Gove admits GCSE overhaul would have been 'one reform too many'
Education Secretary Michael Gove has confirmed his plans to replace GCSEs with the English Baccalaureate Certificate have been scrapped, admitting the idea amounted to "one reform too many".
Instead of new qualifications, GCSEs will be reformed, with exams taken at the end of the course rather than in modules, extended questions and less internal assessment.
He also told MPs he will not go ahead with plans to hand each of the core English Baccalaureate subjects to a single exam board.
"My idea that we end the competition between exam boards to offer GCSEs in core academic qualifications and have just one - wholly new - exam in each subject was just one reform too many at this time," Mr Gove said.
It was a "humiliating climbdown" in the words of shadow education secretary Stephen Twigg, who said: "The words 'GCSE' and 'fiasco' seem to be indelibly linked under this government.
"The trouble with this secretary of state is he thinks he knows the answer to everything, so he digs out the fag packet and comes up with his latest wheeze," Mr Twigg added.
The education secretary also came under fire from MPs on his own backbenches, with Chatham and Aylesford's Tracey Crouch accusing him of "constant tinkering with the curriculum".
Labour's Barry Sheerman, who previously chaired of the Education Committee, complained Mr Gove of "galloping through the statement" and leaving the House unclear on its content.
In reply, the education secretary insisted "the clarity of our proposals is understood very well" and that "one of the areas which matters most to heads and teachers - how they teach - will be devolved to their responsibility".

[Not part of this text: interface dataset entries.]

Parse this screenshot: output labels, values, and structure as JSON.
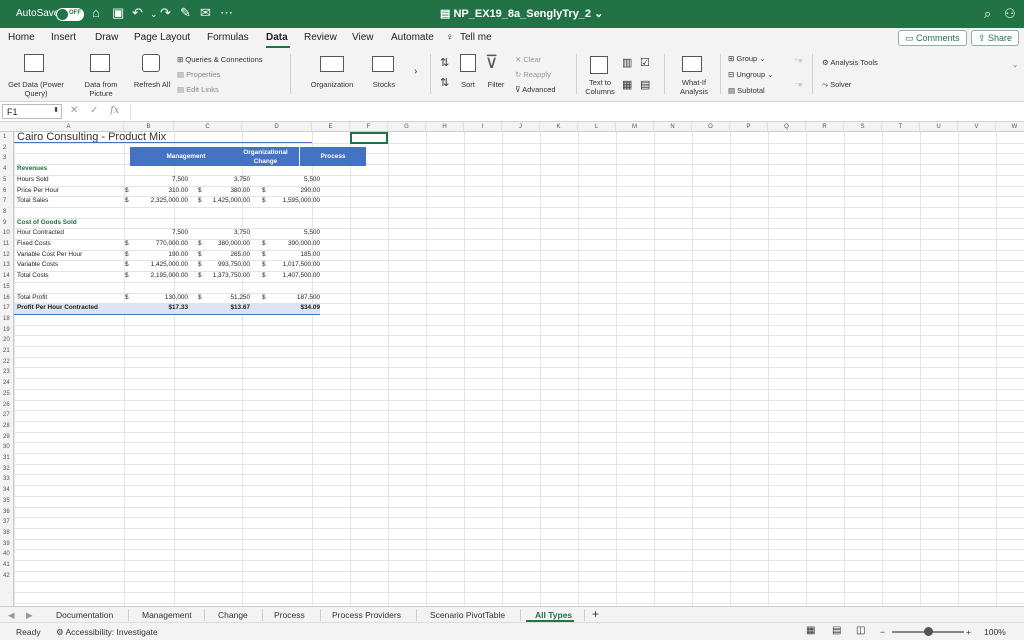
{
  "titlebar": {
    "autosave_label": "AutoSave",
    "autosave_state": "OFF",
    "document_title": "NP_EX19_8a_SenglyTry_2",
    "accent": "#217346"
  },
  "ribbon_tabs": [
    "Home",
    "Insert",
    "Draw",
    "Page Layout",
    "Formulas",
    "Data",
    "Review",
    "View",
    "Automate"
  ],
  "active_tab": "Data",
  "tell_me": "Tell me",
  "comments_label": "Comments",
  "share_label": "Share",
  "ribbon": {
    "get_data": "Get Data (Power Query)",
    "data_from_picture": "Data from Picture",
    "refresh_all": "Refresh All",
    "queries_connections": "Queries & Connections",
    "properties": "Properties",
    "edit_links": "Edit Links",
    "organization": "Organization",
    "stocks": "Stocks",
    "sort": "Sort",
    "filter": "Filter",
    "clear": "Clear",
    "reapply": "Reapply",
    "advanced": "Advanced",
    "text_to_columns": "Text to Columns",
    "what_if": "What-If Analysis",
    "group": "Group",
    "ungroup": "Ungroup",
    "subtotal": "Subtotal",
    "analysis_tools": "Analysis Tools",
    "solver": "Solver"
  },
  "name_box": "F1",
  "formula_fx": "fx",
  "columns": [
    "A",
    "B",
    "C",
    "D",
    "E",
    "F",
    "G",
    "H",
    "I",
    "J",
    "K",
    "L",
    "M",
    "N",
    "O",
    "P",
    "Q",
    "R",
    "S",
    "T",
    "U",
    "V",
    "W"
  ],
  "rows": [
    "1",
    "2",
    "3",
    "4",
    "5",
    "6",
    "7",
    "8",
    "9",
    "10",
    "11",
    "12",
    "13",
    "14",
    "15",
    "16",
    "17",
    "18",
    "19",
    "20",
    "21",
    "22",
    "23",
    "24",
    "25",
    "26",
    "27",
    "28",
    "29",
    "30",
    "31",
    "32",
    "33",
    "34",
    "35",
    "36",
    "37",
    "38",
    "39",
    "40",
    "41",
    "42"
  ],
  "sheet": {
    "title": "Cairo Consulting - Product Mix",
    "headers": [
      "Management",
      "Organizational Change",
      "Process"
    ],
    "revenues_label": "Revenues",
    "cost_label": "Cost of Goods Sold",
    "rows": [
      {
        "label": "Hours Sold",
        "d1": "",
        "v1": "7,500",
        "d2": "",
        "v2": "3,750",
        "d3": "",
        "v3": "5,500"
      },
      {
        "label": "Price Per Hour",
        "d1": "$",
        "v1": "310.00",
        "d2": "$",
        "v2": "380.00",
        "d3": "$",
        "v3": "290.00"
      },
      {
        "label": "Total Sales",
        "d1": "$",
        "v1": "2,325,000.00",
        "d2": "$",
        "v2": "1,425,000.00",
        "d3": "$",
        "v3": "1,595,000.00"
      },
      {
        "label": "Hour Contracted",
        "d1": "",
        "v1": "7,500",
        "d2": "",
        "v2": "3,750",
        "d3": "",
        "v3": "5,500"
      },
      {
        "label": "Fixed Costs",
        "d1": "$",
        "v1": "770,000.00",
        "d2": "$",
        "v2": "380,000.00",
        "d3": "$",
        "v3": "390,000.00"
      },
      {
        "label": "Variable Cost Per Hour",
        "d1": "$",
        "v1": "190.00",
        "d2": "$",
        "v2": "265.00",
        "d3": "$",
        "v3": "185.00"
      },
      {
        "label": "Variable Costs",
        "d1": "$",
        "v1": "1,425,000.00",
        "d2": "$",
        "v2": "993,750.00",
        "d3": "$",
        "v3": "1,017,500.00"
      },
      {
        "label": "Total Costs",
        "d1": "$",
        "v1": "2,195,000.00",
        "d2": "$",
        "v2": "1,373,750.00",
        "d3": "$",
        "v3": "1,407,500.00"
      },
      {
        "label": "Total Profit",
        "d1": "$",
        "v1": "130,000",
        "d2": "$",
        "v2": "51,250",
        "d3": "$",
        "v3": "187,500"
      },
      {
        "label": "Profit Per Hour Contracted",
        "d1": "",
        "v1": "$17.33",
        "d2": "",
        "v2": "$13.67",
        "d3": "",
        "v3": "$34.09"
      }
    ]
  },
  "sheet_tabs": [
    "Documentation",
    "Management",
    "Change",
    "Process",
    "Process Providers",
    "Scenario PivotTable",
    "All Types"
  ],
  "active_sheet": "All Types",
  "status": {
    "ready": "Ready",
    "accessibility": "Accessibility: Investigate",
    "zoom": "100%",
    "zoom_fraction": 0.5
  }
}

Others found much to praise in the statement.
Conservative MP Nick Gibb, a former schools minister, called the changes a clear improvement on the 2007 curriculum, which he branded "hugely damaging to cultural and scientific literacy".
Labour's former Education Secretary David Blunkett said he rose to "welcome some of the changes" as well "a glimmer of humility" from the education secretary.
Lib Dem MP Dan Rogerson said he was "delighted we're now moving towards rigorous reforms".
Mr Gove also used the statement as an opportunity to highlight reforms to vocational qualifications and apprenticeships, which he said had been widely acknowledged as successful.